The Japanese serow (Capricornis crispus or Naemorhedus crispus), known in Japanese as the Nihon kamoshika (ニホンカモシカ?), is a goat-antelope found in dense woodland on Honshū, Japan. Japanese serow stand 60 to 90 centimetres at the shoulder and weigh 30 to 130 kilograms. Japanese serow are mottled brown and white and black underneath. Their fur is very bushy, especially their tails. Both sexes have short 10 centimetre horns, which curve backwards. Japanese serow are found in dense hillside forests where they eat leaves, and acorns. They are diurnal, feeding in the mornings and evenings and resting under rock ledges for the remainder of the day. The serow are solitary, or gather in couples, sometimes with kids as well. Generally they live in small ranges, around 20,000 square metres for individuals and up to 200,000 square metres for larger groups. Ranges are marked with a substance similar to vinegar that is secreted from the serow's preorbital gland, which is just in front of the eye. (This can be seen in the picture) They have lived up to 10 years in captivity. Lifespan in the wild is unknown. The captive population is around 35.

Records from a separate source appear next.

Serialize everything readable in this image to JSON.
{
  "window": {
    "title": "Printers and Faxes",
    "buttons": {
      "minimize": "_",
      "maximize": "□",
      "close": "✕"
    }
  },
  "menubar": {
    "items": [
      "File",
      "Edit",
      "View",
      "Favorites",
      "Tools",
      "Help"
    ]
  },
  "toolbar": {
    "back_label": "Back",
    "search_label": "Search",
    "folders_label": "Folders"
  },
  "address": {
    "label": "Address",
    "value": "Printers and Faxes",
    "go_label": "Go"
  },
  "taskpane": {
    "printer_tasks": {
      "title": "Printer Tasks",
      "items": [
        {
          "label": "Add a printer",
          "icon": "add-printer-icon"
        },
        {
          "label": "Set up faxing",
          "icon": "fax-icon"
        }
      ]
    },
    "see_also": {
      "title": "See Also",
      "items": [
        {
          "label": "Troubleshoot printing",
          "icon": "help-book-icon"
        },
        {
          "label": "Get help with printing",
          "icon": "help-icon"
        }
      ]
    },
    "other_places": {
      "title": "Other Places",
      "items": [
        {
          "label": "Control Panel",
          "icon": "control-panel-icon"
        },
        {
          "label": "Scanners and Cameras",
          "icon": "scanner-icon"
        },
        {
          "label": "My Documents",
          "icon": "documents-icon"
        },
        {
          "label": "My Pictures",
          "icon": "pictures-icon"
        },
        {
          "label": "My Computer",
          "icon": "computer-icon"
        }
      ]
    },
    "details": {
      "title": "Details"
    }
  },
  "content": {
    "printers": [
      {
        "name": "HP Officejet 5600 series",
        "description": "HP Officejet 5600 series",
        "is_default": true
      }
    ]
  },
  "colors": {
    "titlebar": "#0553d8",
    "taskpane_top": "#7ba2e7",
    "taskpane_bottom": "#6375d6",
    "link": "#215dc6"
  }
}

Information from the Wikipedia article on them. We saw this one while hiking in Japan. Our guide was very surprised as she had never seen one of these before and as they are apparently very shy. So lucky us! Apologies for the blurriness of the image- I'll try and find if we have a better one later.